However, what I didn't account for was initially was that, in order to script the movement of vehicles, I needed to know where each car would be when it entered an intersection, and where it would be when it left (depending on direction of turn), including yaw and turn translation. Thus began a LOT of trial and error for identifying where each position was. It didn't help that the road models I used, including the pieces of straight section of road, where slightly skewed. I know that there is a way in the OGRE API to use the mouse to identify a point on a mesh. However, I dove into my trial/error method thinking it would be a lot faster than it was (12 hours to identify entry and exit positions for 22 of the 40 intersections).

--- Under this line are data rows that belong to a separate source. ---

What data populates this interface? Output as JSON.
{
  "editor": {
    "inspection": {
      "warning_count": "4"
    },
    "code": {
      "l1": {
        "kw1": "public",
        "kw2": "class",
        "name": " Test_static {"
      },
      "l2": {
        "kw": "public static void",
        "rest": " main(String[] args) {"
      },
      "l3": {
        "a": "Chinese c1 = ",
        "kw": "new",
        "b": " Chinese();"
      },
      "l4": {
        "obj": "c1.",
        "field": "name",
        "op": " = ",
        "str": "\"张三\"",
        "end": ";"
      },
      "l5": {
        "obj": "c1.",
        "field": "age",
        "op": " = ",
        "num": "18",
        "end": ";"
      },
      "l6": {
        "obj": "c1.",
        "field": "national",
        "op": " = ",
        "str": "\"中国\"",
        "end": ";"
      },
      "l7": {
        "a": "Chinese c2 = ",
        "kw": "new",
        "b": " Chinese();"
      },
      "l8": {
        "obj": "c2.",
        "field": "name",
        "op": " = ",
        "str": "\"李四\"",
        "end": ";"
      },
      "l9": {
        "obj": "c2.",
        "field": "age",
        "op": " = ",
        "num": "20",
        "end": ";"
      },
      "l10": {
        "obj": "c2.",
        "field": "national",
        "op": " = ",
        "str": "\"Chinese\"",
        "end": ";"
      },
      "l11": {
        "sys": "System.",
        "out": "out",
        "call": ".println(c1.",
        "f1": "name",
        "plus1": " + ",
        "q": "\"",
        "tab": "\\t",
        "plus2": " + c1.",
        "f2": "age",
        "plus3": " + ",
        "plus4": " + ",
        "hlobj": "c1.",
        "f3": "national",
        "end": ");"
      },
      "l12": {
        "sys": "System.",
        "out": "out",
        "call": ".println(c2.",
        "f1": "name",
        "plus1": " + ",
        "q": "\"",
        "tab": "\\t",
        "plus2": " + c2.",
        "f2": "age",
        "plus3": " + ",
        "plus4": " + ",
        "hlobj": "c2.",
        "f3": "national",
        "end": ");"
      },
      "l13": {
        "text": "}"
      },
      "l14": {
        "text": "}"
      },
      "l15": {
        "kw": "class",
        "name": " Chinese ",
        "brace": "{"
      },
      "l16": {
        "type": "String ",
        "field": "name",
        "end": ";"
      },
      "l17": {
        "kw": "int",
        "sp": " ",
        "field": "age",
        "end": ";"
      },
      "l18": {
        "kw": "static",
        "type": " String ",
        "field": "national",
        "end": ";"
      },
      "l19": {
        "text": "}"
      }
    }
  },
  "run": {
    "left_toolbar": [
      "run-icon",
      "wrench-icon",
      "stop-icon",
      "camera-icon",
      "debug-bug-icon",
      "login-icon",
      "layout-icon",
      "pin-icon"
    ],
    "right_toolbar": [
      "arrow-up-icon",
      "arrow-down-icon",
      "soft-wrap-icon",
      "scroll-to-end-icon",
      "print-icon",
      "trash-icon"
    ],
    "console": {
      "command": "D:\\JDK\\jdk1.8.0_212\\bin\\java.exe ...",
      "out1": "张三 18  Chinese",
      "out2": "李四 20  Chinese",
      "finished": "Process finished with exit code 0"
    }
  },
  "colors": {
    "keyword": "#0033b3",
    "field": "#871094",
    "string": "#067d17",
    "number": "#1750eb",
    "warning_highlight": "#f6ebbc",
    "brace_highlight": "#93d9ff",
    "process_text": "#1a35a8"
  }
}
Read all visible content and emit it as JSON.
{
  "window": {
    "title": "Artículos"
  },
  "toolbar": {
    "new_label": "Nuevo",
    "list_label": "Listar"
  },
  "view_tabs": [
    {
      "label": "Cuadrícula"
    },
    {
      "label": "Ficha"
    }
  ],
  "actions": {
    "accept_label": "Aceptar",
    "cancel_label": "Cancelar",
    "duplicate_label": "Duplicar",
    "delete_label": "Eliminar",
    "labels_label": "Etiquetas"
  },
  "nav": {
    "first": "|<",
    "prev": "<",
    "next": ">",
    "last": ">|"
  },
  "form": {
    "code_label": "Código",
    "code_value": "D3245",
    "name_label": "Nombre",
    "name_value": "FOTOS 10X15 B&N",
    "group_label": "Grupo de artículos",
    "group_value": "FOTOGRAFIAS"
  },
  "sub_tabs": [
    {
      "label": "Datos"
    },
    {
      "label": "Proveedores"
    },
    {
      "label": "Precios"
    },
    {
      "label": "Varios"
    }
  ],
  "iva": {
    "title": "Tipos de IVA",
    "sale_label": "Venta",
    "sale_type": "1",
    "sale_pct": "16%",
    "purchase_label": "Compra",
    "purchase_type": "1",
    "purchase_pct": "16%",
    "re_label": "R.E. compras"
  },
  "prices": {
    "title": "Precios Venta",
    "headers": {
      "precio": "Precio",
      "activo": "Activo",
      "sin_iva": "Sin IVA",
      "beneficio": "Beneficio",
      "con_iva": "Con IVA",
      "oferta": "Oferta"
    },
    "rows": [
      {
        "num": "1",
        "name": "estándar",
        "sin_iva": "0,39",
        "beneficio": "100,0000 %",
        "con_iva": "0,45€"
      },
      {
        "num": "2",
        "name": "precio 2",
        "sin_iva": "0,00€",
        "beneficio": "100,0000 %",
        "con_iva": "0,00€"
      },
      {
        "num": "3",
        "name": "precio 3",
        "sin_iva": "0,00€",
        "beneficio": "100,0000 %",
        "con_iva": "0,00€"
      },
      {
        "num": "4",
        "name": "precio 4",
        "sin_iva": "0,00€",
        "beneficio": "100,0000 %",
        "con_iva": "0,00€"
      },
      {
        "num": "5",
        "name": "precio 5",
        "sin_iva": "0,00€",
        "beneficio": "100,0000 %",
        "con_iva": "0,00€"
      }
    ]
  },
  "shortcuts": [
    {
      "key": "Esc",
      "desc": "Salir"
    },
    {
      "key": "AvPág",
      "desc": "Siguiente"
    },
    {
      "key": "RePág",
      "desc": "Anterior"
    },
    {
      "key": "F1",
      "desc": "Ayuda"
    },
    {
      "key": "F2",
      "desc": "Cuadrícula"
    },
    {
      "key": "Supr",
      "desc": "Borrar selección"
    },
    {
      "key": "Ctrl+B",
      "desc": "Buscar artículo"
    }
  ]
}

After deciding that I had enough intersection information for multiple paths, I decided it was time to test the movement of my camaro from/through intersections. I used the OGRE Intermediate Tutorial #1 as a guide. If my camaro would would have had animation defined, then the tutorial as it was written would have been perfect. But, I din't have animation defined, so out of luck there! What I did was use this same tutorial and make some minor changes:
- deleted the "Knot" entities and Robot entity
- Added my city.mesh
- Added my camaro.mesh
- commented out (for now) the mAnimationState lines from inside the if/else's that are inside the MoveDemoListener::frameStarted function
- changed the return to 'true'.

All of this worked well, except my car is facing sideways as it drives :-), which I will work on later tonight.


  1. a pointer on the car you could manually divert it by going to the axis on sketch up and start twisting and turning that is the fastest way to redirect the front end point of the car. Some trail and error will be done but identified easily and fast and don't forget te reexport it in mesh format.. Good Luck

  2. Thank you. I haven't had much time to update this, but shortly after I posted this, I realized much the same thing.
    The bottom line: The solid lines in Sketchup are the positive sections of each axis. Deciding which direction is the "default" direction is all that is really needed. Once this is decided, on object in sketchup can be rotated (twisted, turned, etc) to point in the "defaul" direction.


  3. hi there. i just stumbled onto your blog post. i am a graduate student at the university of illinois at chicago. i recently wrote a simple first-person driving simulator to support my dissertation research (which involves sleep and spee apnea). i also chose to use Ogre. i am now using my simulator in a couple research studies and it appears to be sufficient to accomplish my basic goals. however, since game programming (and everything it entails) is not my area of expertise, i am sure my simulator could be greatly improved in the future. i am curious about how much progress you have made on your project and whether you would be willing to share what you have accomplished. thanks!